The only real problem is the long-ball. Yankee Stadium's homer-friendliness is killing him. Of the 16 homers he's served up this year, 15 have come at home. That homer he conceded to Matt Joyce last week in Tampa? That was the first road homer against him all season.

The splits -

Home: 71 ip, 4.94 ERA, 1.32 WHIP, 2.5 K/BB

Road: 51 ip, 2.61 ERA, 1.07 WHIP, 3.8 K/BB

The average distance of his 15 Yankee Stadium homers is 379 feet (thanks, HitTracker). The average distance of all Yankee Stadium homers is 391 feet. Only three long-balls hit against Hughes have traveled more than 400 feet (and one of those was 401). He's been a bit unlucky because of the short fences in the Bronx.

Regardless, he needs to keep the ball down in the zone. He was the top pitching prospect in baseball after 2006 because he combined strikeouts, command, 'pitchability' and grounders. In the minors he induced about 1.5 grounders for every fly-ball. In the majors, it's been almost the exact opposite: 1.3 fly-balls for every grounder.
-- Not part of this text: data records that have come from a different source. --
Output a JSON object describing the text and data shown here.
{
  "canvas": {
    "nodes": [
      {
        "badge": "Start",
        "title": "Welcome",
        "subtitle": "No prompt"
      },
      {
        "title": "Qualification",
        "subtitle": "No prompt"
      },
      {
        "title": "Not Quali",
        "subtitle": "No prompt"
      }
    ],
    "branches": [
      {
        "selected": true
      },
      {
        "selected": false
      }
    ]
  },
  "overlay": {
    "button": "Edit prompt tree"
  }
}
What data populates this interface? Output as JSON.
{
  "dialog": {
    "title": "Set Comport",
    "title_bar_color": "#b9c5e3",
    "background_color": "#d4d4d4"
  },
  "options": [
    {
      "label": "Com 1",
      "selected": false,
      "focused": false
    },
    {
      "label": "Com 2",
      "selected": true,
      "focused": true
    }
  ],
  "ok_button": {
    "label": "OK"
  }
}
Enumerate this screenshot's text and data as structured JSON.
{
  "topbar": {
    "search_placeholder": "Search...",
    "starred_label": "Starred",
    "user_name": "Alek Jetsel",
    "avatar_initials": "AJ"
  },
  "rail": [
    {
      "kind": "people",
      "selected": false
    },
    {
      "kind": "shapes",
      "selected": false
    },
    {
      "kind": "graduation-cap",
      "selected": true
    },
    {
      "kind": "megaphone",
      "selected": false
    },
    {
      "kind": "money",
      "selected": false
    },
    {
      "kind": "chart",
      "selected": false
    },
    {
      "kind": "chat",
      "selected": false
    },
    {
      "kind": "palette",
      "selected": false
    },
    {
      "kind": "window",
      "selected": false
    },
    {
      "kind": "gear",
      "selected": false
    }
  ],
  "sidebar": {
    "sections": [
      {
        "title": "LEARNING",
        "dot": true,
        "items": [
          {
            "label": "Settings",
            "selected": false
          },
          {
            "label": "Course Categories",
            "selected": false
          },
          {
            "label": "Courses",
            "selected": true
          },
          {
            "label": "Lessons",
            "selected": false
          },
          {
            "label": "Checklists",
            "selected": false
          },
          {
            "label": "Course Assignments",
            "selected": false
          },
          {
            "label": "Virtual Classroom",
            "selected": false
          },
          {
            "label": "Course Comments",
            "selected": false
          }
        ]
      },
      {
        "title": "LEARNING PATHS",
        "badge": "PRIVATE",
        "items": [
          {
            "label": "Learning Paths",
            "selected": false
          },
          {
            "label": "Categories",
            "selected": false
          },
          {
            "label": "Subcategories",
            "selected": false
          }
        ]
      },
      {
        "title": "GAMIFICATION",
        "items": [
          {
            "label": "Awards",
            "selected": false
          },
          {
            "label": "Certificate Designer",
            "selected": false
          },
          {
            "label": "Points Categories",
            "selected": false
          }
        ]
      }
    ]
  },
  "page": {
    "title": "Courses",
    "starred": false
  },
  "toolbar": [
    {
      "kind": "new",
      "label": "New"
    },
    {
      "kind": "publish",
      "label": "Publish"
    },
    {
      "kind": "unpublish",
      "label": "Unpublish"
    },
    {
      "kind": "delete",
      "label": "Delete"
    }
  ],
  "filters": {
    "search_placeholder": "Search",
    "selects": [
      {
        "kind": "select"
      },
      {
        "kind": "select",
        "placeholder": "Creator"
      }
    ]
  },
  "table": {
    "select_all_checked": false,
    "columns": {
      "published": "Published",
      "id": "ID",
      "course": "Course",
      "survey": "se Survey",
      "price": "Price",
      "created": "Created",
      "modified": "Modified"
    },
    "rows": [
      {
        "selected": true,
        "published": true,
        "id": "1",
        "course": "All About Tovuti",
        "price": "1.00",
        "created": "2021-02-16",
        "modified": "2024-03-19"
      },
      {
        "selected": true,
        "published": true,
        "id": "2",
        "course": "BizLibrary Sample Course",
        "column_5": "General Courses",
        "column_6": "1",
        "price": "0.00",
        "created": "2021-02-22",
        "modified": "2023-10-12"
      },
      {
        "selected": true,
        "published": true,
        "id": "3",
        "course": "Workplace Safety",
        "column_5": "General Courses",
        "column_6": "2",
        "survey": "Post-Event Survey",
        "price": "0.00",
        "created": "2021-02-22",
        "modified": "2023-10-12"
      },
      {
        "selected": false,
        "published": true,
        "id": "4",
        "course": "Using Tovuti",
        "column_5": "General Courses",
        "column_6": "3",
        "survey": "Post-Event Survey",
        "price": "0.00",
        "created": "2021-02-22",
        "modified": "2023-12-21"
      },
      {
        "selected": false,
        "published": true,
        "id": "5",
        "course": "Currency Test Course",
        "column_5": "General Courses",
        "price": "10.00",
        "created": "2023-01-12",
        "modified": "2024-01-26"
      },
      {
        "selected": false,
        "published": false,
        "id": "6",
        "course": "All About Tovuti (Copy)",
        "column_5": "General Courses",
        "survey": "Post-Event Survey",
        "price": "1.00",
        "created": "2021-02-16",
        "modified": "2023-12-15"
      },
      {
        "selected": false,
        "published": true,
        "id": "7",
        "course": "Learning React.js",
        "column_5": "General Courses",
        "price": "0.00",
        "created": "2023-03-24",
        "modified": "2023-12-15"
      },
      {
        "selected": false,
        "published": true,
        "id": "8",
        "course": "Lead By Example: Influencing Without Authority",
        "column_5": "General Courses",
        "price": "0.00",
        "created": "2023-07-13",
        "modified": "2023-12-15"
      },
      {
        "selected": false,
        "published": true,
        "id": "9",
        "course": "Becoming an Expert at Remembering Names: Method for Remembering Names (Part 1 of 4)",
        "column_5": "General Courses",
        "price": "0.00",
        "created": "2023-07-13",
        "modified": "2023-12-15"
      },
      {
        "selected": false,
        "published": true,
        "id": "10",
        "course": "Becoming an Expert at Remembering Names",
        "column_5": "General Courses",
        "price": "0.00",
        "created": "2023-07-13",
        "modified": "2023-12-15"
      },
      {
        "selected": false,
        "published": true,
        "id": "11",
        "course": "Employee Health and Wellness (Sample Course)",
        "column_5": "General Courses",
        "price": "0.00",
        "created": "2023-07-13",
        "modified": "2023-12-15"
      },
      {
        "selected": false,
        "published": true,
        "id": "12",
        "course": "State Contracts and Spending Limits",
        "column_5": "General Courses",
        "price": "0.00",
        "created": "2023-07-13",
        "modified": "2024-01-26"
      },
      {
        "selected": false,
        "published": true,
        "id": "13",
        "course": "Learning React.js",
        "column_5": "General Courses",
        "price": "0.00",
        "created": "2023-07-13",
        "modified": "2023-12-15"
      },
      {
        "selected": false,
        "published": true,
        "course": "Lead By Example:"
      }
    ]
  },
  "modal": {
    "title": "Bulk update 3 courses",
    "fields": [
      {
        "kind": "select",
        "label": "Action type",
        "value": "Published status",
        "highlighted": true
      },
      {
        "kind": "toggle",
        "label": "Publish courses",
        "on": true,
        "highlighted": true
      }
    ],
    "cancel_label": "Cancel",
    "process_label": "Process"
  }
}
Keeping the ball up in the zone does tend to lead to more K's (as we saw yesterday), but when those balls are hit, they can go a long way.